# Simplifying equation for two qubit syndrome extraction code

In the paper Quantum Error Correction: An Introductory Guide, the author gives the following formula for a simple two qubit code (eq. 19 on the paper).

$$E|\psi\rangle_L|0\rangle_A \xrightarrow{\text{syndrome extraction}} \frac{1}{2}(\mathbb{I}_1\mathbb{I}_2 + Z_1Z_2) E|\psi\rangle_L|0\rangle_A + \frac{1}{2}(\mathbb{I}_1\mathbb{I}_2 - Z_1Z_2) E|\psi\rangle_L|1\rangle_A$$

For reference, the circuit corresponding to this code is:

Where $$E \in \{\mathbb{I}, X_1, X_2, X_1X_2\}$$ is an error gate. Now, after giving that equation, the paper says

Now, consider the case where $$E = X_1$$ so that the logical state occupies the error space $$E|\psi\rangle_L \in \mathcal{F}$$. In this scenario, it can be seen that the first term in equation (19) goes to zero. [...] Considering the other error patterns, we see that if the logical state is in the codespace (i.e., if $$E = \{\mathbb{I}, X_1X_2\}$$) then the ancilla is measured as ‘0’.

$$\mathcal{F}$$ is the error space, which contains the states $$|01\rangle$$ and $$|10\rangle$$. By making $$|\psi\rangle_L = \alpha|0\rangle_L + \beta|1\rangle_L$$ and working out the equation with $$E = X_1$$ and $$E = X_2$$ I can see how the first term cancels and we are left with $$|1\rangle_A$$ in the ancilla qubit.
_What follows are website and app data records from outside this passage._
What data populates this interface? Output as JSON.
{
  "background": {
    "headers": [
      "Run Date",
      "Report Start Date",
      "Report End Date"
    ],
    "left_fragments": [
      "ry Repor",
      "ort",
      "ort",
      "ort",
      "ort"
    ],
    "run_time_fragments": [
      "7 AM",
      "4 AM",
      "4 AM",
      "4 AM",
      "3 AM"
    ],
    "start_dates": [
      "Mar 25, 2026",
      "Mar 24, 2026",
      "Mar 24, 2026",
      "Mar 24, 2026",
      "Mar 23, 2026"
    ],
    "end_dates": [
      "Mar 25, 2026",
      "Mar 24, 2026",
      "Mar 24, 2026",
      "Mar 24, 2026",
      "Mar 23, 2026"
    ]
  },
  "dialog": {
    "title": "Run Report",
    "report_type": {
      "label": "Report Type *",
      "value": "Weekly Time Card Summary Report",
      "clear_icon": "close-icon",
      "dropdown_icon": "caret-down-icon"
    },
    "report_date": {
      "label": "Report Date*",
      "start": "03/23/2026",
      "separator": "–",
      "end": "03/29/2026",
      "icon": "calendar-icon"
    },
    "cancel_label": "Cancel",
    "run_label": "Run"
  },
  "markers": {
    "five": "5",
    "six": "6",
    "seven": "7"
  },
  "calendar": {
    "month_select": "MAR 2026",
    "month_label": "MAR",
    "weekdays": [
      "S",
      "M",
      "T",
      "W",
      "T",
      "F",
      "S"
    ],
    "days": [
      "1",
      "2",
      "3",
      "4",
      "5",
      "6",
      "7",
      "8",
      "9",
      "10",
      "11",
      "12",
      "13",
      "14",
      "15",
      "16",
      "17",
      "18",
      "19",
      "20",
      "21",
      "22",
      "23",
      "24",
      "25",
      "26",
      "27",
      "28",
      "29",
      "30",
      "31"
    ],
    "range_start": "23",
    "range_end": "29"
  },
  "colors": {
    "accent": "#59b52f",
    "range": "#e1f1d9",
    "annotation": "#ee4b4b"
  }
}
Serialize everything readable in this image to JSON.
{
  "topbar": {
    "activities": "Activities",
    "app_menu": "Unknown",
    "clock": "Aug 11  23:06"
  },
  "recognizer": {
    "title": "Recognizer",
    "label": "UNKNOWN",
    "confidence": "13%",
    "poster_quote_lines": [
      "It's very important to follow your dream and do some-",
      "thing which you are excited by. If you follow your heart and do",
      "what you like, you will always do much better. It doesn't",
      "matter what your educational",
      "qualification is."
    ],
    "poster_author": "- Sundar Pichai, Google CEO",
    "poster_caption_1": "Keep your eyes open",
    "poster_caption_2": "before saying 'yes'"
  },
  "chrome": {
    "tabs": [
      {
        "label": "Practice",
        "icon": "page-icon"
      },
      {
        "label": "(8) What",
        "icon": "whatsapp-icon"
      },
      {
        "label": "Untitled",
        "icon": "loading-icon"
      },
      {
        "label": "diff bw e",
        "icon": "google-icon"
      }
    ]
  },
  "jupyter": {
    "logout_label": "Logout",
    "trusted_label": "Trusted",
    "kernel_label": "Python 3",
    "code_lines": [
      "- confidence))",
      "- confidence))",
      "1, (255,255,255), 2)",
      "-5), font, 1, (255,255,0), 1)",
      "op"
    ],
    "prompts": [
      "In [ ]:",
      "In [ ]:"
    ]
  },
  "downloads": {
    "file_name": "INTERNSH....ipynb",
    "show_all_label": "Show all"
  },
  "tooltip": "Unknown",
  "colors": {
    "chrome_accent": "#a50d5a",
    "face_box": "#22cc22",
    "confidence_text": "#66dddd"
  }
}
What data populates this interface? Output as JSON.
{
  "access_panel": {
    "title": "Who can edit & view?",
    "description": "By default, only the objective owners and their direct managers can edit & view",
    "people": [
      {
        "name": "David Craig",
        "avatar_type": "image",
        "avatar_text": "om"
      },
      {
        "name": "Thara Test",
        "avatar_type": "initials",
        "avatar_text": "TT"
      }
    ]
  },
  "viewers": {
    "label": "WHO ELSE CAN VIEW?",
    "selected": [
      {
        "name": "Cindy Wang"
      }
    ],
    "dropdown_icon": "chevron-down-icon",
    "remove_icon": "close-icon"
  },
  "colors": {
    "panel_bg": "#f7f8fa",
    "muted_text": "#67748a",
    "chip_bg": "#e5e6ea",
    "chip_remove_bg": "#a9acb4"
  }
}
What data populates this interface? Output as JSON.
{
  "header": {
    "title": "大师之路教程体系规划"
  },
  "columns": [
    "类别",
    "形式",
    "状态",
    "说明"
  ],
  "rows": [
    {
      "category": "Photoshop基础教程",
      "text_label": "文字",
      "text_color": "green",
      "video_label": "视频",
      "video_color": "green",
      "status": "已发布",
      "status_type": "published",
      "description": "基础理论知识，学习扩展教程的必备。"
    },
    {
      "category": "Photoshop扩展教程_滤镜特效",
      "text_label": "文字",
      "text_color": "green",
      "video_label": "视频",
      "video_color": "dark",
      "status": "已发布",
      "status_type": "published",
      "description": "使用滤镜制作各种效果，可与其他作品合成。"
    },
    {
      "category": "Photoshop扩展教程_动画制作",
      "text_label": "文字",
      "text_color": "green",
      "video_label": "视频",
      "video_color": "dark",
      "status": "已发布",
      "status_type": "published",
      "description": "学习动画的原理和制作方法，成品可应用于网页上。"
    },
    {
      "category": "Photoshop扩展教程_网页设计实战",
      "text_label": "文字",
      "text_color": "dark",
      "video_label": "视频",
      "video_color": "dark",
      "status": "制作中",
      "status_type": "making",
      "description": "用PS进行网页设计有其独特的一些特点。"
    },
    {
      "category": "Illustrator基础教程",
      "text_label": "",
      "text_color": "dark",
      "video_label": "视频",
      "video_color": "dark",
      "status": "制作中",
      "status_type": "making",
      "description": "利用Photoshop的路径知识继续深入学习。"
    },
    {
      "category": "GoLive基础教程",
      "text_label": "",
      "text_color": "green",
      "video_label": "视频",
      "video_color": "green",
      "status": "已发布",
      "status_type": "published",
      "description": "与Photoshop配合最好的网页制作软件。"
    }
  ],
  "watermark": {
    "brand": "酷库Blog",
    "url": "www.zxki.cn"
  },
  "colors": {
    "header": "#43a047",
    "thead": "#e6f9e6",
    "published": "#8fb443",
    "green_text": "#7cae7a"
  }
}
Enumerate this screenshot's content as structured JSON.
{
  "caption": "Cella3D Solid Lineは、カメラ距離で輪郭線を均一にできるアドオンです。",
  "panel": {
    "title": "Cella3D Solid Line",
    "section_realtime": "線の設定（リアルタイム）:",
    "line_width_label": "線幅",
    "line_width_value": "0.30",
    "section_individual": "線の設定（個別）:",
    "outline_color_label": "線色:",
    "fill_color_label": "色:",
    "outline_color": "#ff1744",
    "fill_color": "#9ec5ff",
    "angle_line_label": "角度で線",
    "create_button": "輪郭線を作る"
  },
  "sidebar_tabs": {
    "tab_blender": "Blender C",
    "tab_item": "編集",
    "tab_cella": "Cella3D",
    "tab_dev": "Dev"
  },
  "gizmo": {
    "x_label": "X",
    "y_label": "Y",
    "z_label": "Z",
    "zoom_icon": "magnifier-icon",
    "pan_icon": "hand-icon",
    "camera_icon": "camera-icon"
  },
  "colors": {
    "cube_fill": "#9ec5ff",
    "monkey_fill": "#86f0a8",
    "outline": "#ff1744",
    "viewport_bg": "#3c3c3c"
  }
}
Similarly with $$E = X_1X_2$$ and $$E = \mathbb{I}$$ I can see how we are left with $$|0\rangle_A$$ in the ancilla qubit.

As you can see, I needed to expand the logical qubit to see how the code is able to measure the error. However, I feel like it is implied in the paper that you can figure this out by just substituting $$E$$ and leaving $$|\psi\rangle_L$$ as it is. How can I show this? For example, in the case that $$E=X_1$$, how does the expression

$$\frac{1}{2}(\mathbb{I}_1\mathbb{I}_2 + Z_1Z_2) X_1|\psi\rangle_L|0\rangle_A + \frac{1}{2}(\mathbb{I}_1\mathbb{I}_2 - Z_1Z_2) X_1|\psi\rangle_L|1\rangle_A$$

simplify such that the first term disappears, without making $$|\psi\rangle_L = \alpha|0\rangle_L + \beta|1\rangle_L$$? I tried doing it with matrix multiplication but the term didn't disappear.